Problem to work on: Pictures do not belong in the copy; restate the records below word for word.

━━━━━ Source data

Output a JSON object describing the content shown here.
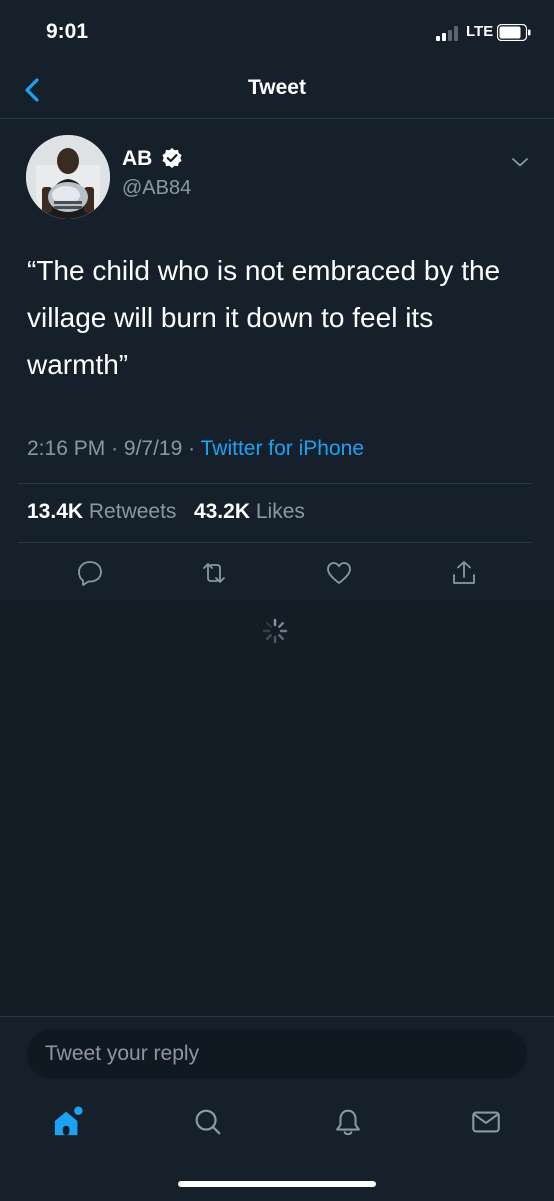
{
  "status_bar": {
    "time": "9:01",
    "network": "LTE"
  },
  "nav": {
    "title": "Tweet",
    "back_icon": "chevron-left-icon"
  },
  "tweet": {
    "display_name": "AB",
    "handle": "@AB84",
    "text": "“The child who is not embraced by the village will burn it down to feel its warmth”",
    "time": "2:16 PM",
    "date": "9/7/19",
    "separator": "·",
    "source": "Twitter for iPhone",
    "retweets_count": "13.4K",
    "retweets_label": "Retweets",
    "likes_count": "43.2K",
    "likes_label": "Likes"
  },
  "reply": {
    "placeholder": "Tweet your reply"
  },
  "colors": {
    "accent": "#1da1f2",
    "background": "#15202b",
    "secondary_text": "#8899a6"
  }
}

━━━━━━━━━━

Task answer:
Output a JSON object describing the content shown here.
{
  "status_bar": {
    "time": "9:01",
    "network": "LTE"
  },
  "nav": {
    "title": "Tweet",
    "back_icon": "chevron-left-icon"
  },
  "tweet": {
    "display_name": "AB",
    "handle": "@AB84",
    "text": "“The child who is not embraced by the village will burn it down to feel its warmth”",
    "time": "2:16 PM",
    "date": "9/7/19",
    "separator": "·",
    "source": "Twitter for iPhone",
    "retweets_count": "13.4K",
    "retweets_label": "Retweets",
    "likes_count": "43.2K",
    "likes_label": "Likes"
  },
  "reply": {
    "placeholder": "Tweet your reply"
  },
  "colors": {
    "accent": "#1da1f2",
    "background": "#15202b",
    "secondary_text": "#8899a6"
  }
}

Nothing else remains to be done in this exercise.